Dataset entries below:
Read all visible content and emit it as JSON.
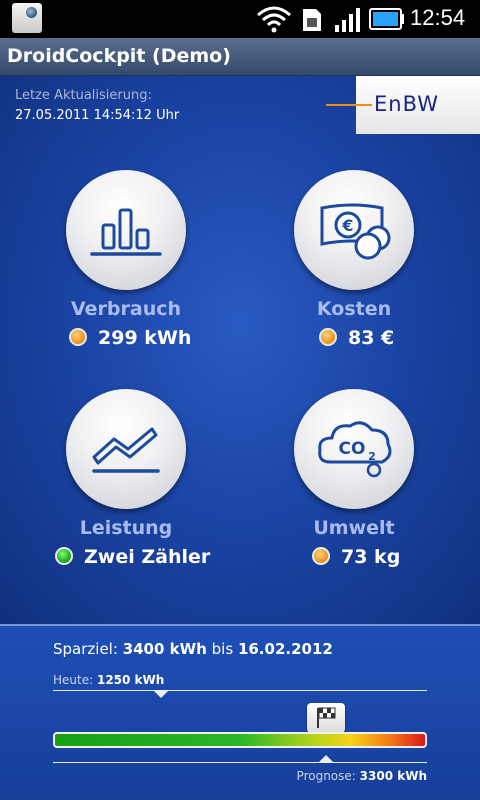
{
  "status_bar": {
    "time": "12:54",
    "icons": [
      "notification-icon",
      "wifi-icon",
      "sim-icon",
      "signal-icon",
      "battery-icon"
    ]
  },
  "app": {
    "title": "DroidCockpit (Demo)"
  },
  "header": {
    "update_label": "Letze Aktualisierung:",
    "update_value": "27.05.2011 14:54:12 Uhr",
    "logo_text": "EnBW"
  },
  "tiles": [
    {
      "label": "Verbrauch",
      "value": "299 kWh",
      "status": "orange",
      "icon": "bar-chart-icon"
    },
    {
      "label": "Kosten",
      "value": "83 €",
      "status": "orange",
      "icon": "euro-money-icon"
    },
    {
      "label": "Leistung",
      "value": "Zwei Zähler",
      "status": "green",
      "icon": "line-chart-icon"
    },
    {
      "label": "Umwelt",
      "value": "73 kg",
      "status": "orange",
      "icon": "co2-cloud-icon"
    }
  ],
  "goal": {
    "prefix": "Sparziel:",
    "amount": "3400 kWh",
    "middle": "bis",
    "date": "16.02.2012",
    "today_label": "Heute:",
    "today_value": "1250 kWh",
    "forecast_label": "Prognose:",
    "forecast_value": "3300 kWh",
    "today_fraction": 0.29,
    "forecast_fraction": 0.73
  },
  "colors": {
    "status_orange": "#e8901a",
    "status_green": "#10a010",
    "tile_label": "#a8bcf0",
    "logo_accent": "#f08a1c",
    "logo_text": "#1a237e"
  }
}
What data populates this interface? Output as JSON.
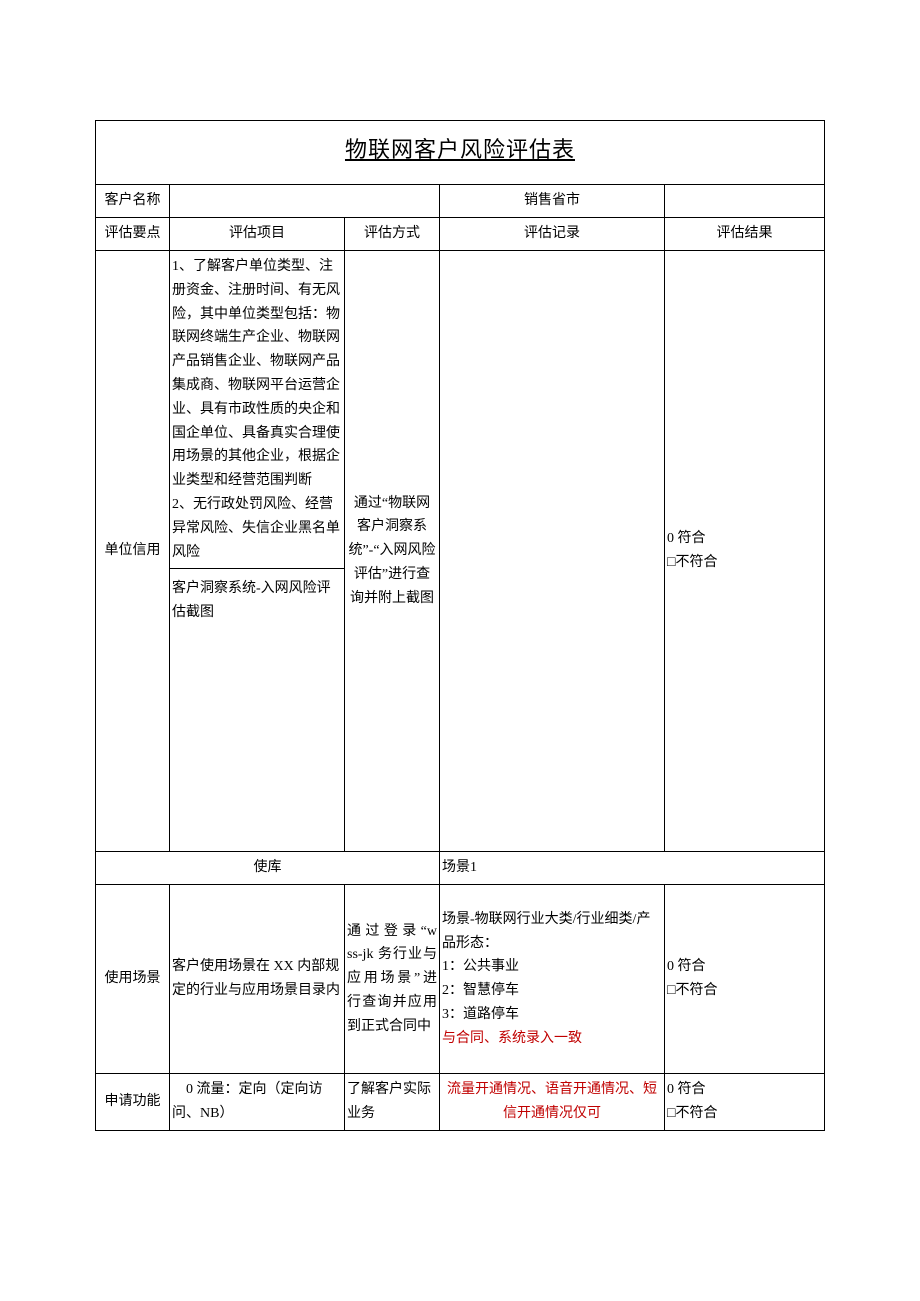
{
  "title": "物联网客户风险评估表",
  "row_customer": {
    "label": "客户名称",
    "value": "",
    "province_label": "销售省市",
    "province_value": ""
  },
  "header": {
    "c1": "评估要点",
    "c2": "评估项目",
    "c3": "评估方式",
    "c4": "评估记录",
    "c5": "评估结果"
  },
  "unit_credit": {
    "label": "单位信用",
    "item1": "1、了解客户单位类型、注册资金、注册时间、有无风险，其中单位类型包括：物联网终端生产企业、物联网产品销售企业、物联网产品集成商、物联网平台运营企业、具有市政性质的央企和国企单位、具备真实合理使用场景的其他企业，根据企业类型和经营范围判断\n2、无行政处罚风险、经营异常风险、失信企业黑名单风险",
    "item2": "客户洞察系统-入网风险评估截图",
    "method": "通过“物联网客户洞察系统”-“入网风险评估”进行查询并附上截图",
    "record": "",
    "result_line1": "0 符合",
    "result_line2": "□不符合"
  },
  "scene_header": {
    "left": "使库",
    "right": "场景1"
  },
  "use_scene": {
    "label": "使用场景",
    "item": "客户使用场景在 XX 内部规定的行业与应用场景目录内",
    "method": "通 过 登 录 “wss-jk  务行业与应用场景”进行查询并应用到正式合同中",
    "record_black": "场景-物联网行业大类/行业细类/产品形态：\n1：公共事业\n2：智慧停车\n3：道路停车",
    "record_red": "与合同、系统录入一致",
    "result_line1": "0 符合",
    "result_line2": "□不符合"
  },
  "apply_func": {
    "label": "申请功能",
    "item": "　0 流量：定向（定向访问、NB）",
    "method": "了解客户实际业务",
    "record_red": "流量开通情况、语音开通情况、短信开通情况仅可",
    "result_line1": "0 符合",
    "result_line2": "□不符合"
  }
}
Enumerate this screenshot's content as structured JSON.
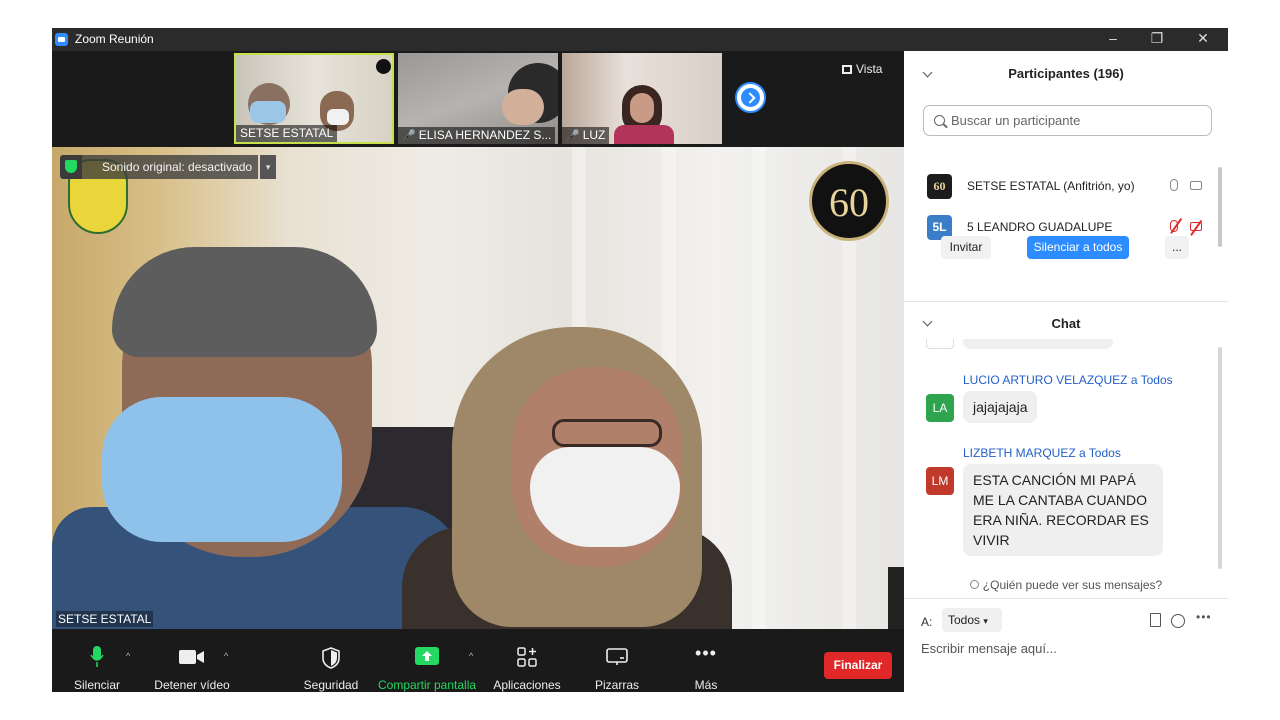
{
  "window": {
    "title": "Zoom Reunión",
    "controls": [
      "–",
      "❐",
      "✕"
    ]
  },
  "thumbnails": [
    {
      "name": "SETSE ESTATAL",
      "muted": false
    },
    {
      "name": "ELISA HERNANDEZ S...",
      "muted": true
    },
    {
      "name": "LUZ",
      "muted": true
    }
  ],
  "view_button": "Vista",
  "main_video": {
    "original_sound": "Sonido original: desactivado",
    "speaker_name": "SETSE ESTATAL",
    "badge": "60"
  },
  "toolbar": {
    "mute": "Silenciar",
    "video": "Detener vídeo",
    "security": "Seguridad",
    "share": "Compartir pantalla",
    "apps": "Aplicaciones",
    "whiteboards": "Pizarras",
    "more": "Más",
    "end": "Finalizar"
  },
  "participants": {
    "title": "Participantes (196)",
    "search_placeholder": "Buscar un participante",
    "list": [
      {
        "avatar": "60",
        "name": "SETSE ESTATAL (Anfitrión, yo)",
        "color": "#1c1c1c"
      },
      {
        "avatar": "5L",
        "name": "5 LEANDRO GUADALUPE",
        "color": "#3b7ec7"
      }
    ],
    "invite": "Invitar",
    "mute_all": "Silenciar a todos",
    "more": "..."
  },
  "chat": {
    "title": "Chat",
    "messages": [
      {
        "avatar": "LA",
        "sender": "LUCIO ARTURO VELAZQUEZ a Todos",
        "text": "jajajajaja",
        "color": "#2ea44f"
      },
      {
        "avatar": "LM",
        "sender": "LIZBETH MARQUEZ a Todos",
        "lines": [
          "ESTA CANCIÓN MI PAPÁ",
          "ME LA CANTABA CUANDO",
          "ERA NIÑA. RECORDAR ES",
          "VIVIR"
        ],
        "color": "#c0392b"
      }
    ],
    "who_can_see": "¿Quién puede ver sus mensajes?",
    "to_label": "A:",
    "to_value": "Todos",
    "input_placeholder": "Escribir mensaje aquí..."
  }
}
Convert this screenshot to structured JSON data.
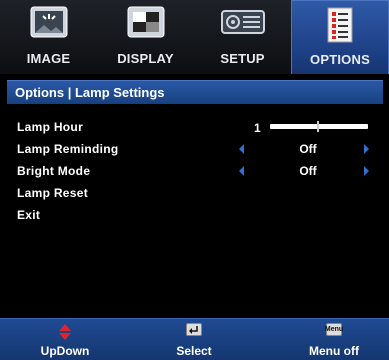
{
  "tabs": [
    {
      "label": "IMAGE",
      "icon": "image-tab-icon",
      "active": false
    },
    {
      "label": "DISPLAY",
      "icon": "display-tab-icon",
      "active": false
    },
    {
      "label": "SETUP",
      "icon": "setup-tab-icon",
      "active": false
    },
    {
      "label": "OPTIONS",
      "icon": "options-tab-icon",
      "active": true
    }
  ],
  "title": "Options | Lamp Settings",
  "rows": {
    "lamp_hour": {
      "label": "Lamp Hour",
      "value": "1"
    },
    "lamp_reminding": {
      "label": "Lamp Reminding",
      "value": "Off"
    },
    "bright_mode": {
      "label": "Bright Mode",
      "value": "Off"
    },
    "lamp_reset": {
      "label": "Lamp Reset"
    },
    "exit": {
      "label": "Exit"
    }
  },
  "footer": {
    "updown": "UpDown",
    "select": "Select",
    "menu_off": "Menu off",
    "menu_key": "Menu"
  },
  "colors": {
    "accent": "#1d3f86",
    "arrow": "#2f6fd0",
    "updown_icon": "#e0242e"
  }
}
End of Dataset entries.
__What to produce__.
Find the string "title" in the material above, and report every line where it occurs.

__Result of this exercise__.
    "title": "DroidCockpit (Demo)"
  "title": "物联网客户风险评估表",
    "title": "Zoom Reunión",
    "title": "Participantes (196)",
    "title": "Chat",
  "title": "Options | Lamp Settings",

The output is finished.